>
> c
> c = "whatever"
> c = 2
>
> For defining methods or functions:
>
> def myMethod() { ... }
> String myMethod() { ... return "" }
>
> But this one would be illegal:
>
> myMethod() { ... }
> // this could potentially be used for defining macros
>
> I think instead of using "def" to define fields/variables/methods, we 
> should require that a type be defined, either through a specific type, 
> such as String, Integer, or Object, or by using the "any" keyword, 
> which would mean "any type".
> The distinction is the following: if you choose to be statically 
> typed, specify a type, and if you want to be dynamically typed, use 
> "any" as a type.
> I tend to prefer the idea of an "any" keyword, compared to "def".
> It has the advantage of being more consistent.

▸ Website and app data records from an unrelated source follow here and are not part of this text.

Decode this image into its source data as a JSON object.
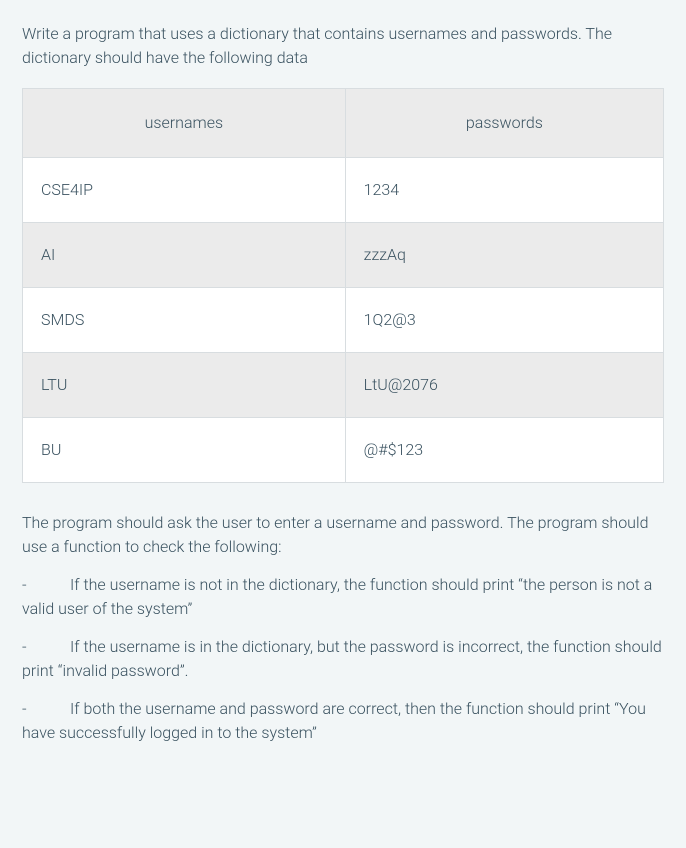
{
  "intro": "Write a program that uses a dictionary that contains usernames and passwords. The dictionary should have the following data",
  "table": {
    "headers": {
      "col1": "usernames",
      "col2": "passwords"
    },
    "rows": [
      {
        "username": "CSE4IP",
        "password": "1234"
      },
      {
        "username": "AI",
        "password": "zzzAq"
      },
      {
        "username": "SMDS",
        "password": "1Q2@3"
      },
      {
        "username": "LTU",
        "password": "LtU@2076"
      },
      {
        "username": "BU",
        "password": "@#$123"
      }
    ]
  },
  "instructions": {
    "lead": "The program should ask the user to enter a username and password. The program should use a function to check the following:",
    "items": [
      "If the username is not in the dictionary, the function should print “the person is not a valid user of the system”",
      "If the username is in the dictionary, but the password is incorrect, the function should print “invalid password”.",
      "If both the username and password are correct, then the function should print “You have successfully logged in to the system”"
    ]
  },
  "bullet_dash": "-"
}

Let's see why with some 
> other examples:
>
> - defining uninitialized variables/fields:
>
> String foo
> Integer i
> any bar
> foo = "wombat"
> i = 45
> bar = "gizmo"
>
> - defining intialized variables/fields:
>
> String foo = "wombat"
> Integer i = 45
> any bar = "gizmo"
>
> - defining methods:
>
> void someMethod() { ... }
> any someOtherMethod() { ... }
> String someStringMethod() { ... }
>
> Advantages:
> - The "look" is more consistent, you always need a type, either any or 
> specific type.
> - It's clearer what a method returns (def someMethod() returns 
> something? or is void?).
> - It's more concise when defining an initialized variable: String foo 
> = "bar" vs def String foo = "bar".
> - Dynamical typing is easily differentiated by the use of "any", and 
> statical typing with a specific type definition.
>
>
> So, "any" or "def" ? :-)
> My favourite is "any"!
>
> --
> Guillaume Laforge
> http://glaforge.free.fr/weblog
>
>

James
-------
http://radio.weblogs.com/0112098/


Gmane